I enjoy customer management. I have in-person and online meetings with consignors to gather information and negotiate deals. This is a process that takes some finesse because you have to gradually close the gap or difference of opinion between yourself and the client until you reach consensus. I feel that you have to be able to create a bond that goes beyond just business. You want to see inside their head to find out what their needs are and to provide the solution that satisfies. Whoever said that the hardest thing in life is to win people over was right. When I win a customer over and they become one of the Glovis family, it feels truly great.

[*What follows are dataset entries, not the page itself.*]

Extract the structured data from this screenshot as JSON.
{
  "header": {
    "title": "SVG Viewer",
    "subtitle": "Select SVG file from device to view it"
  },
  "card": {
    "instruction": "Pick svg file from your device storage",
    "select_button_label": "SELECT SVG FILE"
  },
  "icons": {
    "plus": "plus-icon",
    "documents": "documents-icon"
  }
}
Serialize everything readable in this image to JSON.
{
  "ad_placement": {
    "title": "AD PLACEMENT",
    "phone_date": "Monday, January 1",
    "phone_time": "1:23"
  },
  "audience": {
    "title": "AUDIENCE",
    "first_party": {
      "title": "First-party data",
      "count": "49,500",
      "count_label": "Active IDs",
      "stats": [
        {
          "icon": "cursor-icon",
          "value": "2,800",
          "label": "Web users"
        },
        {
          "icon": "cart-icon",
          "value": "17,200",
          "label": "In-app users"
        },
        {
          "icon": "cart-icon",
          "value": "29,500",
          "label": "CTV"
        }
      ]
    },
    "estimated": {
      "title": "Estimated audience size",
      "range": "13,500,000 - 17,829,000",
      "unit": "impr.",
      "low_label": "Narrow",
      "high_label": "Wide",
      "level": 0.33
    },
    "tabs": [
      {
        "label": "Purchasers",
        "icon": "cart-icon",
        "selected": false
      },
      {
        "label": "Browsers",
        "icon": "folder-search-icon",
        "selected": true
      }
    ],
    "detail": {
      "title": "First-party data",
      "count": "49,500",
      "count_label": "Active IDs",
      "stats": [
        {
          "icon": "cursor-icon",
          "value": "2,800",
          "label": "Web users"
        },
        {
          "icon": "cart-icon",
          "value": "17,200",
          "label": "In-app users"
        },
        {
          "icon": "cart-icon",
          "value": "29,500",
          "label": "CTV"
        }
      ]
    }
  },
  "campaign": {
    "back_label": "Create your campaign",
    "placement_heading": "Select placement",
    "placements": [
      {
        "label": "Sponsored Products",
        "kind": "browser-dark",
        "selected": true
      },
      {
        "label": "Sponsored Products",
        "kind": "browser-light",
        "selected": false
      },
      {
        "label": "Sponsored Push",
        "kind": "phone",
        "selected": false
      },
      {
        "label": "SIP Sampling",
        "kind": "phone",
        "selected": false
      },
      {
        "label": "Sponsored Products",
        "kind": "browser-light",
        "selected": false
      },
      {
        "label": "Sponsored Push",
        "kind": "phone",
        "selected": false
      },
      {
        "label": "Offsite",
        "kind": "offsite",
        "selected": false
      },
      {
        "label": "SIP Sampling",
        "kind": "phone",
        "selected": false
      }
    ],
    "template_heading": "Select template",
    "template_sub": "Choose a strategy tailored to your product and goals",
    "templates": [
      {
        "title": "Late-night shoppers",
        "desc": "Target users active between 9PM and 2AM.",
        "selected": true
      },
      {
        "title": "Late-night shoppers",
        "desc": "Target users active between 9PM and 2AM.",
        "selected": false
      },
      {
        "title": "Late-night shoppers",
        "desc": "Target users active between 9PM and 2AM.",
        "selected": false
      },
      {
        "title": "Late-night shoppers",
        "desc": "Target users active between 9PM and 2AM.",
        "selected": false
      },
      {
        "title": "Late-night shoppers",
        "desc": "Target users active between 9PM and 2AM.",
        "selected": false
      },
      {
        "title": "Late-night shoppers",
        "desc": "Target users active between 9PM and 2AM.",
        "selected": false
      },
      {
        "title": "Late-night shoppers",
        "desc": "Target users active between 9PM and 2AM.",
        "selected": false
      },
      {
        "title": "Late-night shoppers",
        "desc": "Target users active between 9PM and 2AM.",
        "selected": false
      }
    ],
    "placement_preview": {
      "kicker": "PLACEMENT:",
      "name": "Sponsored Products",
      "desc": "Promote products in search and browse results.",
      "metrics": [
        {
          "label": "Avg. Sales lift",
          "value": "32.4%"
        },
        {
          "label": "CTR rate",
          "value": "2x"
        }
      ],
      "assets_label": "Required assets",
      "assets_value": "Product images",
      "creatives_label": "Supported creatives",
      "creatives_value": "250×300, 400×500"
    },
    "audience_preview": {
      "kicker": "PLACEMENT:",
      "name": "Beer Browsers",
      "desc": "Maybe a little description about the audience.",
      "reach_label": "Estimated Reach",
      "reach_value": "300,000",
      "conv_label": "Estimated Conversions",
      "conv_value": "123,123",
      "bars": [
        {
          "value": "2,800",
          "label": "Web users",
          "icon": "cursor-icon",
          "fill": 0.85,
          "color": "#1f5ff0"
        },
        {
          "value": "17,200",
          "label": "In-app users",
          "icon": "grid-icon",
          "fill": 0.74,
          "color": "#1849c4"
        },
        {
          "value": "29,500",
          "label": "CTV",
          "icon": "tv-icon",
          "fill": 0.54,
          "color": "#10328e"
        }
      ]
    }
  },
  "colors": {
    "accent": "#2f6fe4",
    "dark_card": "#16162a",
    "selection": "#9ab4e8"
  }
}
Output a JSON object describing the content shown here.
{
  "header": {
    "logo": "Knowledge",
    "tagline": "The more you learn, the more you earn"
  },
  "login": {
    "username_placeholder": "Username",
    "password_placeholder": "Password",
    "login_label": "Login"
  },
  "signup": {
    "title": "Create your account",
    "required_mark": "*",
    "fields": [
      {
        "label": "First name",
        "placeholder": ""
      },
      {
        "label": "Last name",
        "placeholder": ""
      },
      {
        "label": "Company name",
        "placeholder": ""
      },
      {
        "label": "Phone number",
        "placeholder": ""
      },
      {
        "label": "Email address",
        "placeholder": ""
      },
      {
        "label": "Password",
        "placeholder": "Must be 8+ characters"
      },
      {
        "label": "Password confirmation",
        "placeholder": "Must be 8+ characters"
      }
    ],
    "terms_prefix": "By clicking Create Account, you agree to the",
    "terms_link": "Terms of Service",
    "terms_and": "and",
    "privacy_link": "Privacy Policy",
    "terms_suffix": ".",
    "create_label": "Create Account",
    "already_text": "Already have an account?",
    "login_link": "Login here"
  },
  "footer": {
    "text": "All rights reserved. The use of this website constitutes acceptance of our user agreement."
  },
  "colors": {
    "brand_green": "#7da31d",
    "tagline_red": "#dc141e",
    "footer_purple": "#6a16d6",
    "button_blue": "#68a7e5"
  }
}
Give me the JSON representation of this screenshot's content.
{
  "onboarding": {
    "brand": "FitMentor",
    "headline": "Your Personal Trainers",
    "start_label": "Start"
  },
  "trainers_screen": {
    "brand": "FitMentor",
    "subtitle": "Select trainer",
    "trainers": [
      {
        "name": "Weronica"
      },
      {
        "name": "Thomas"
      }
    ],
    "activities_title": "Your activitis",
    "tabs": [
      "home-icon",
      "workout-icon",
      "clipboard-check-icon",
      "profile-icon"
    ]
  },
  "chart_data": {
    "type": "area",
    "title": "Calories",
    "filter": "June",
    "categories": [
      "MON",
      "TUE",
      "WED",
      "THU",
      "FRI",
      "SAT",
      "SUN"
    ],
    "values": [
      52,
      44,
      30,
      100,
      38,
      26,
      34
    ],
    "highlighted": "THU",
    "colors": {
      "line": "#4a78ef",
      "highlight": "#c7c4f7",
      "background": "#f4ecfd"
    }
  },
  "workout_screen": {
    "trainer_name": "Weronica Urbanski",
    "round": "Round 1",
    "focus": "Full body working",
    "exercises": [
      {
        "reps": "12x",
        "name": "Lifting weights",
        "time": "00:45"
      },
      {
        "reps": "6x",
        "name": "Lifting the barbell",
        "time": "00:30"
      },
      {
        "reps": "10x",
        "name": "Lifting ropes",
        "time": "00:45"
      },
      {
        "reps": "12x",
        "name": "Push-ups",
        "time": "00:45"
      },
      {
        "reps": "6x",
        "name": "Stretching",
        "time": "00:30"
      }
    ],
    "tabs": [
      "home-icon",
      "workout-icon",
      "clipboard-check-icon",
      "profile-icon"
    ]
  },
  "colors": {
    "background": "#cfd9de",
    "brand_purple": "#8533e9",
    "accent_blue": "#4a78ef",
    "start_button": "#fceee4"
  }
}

Q. Can you tell us about any memorable projects?

I worked on shipping of a load of manufacturing gear over to Samsung’s appliances plant in Mexico. Samsung’s appliances business in North America was booming when everyone was staying home because of COVID-19, and its Mexico plant needed to be expanded as soon as possible. But the problem was that no other shipping companies would take them on because they simply didn’t have the shipping capacity, and the gear that needed to be shipped was tall, so regular car carriers wouldn’t work. Our team came up with the brilliant idea of using low-bed trailers to ship the gear, and we were able to solve the problem of cargo height and provide a shipping service Samsung was happy to use. We charged them quite a bit for that job, which ended up bringing a noticeable improvement in Glovis’s profits for South American routes in that term.

“There’s a lot of fun and excitement in the Shipping Business Group, and we strive to be one of the core drivers of Hyundai Glovis. This year, let’s work hard so we can finish work and play hard! That’s work-life balance for me. Our goal here at Hyundai Glovis is to be the no. 1 heavy logistics company in Korea, and ultimately the world. The way to get there is for us to be fulfilled at work and in our personal lives as well. That kind of harmony in the company and staff is one of the goals that we strive for.”

Writer Editorial Department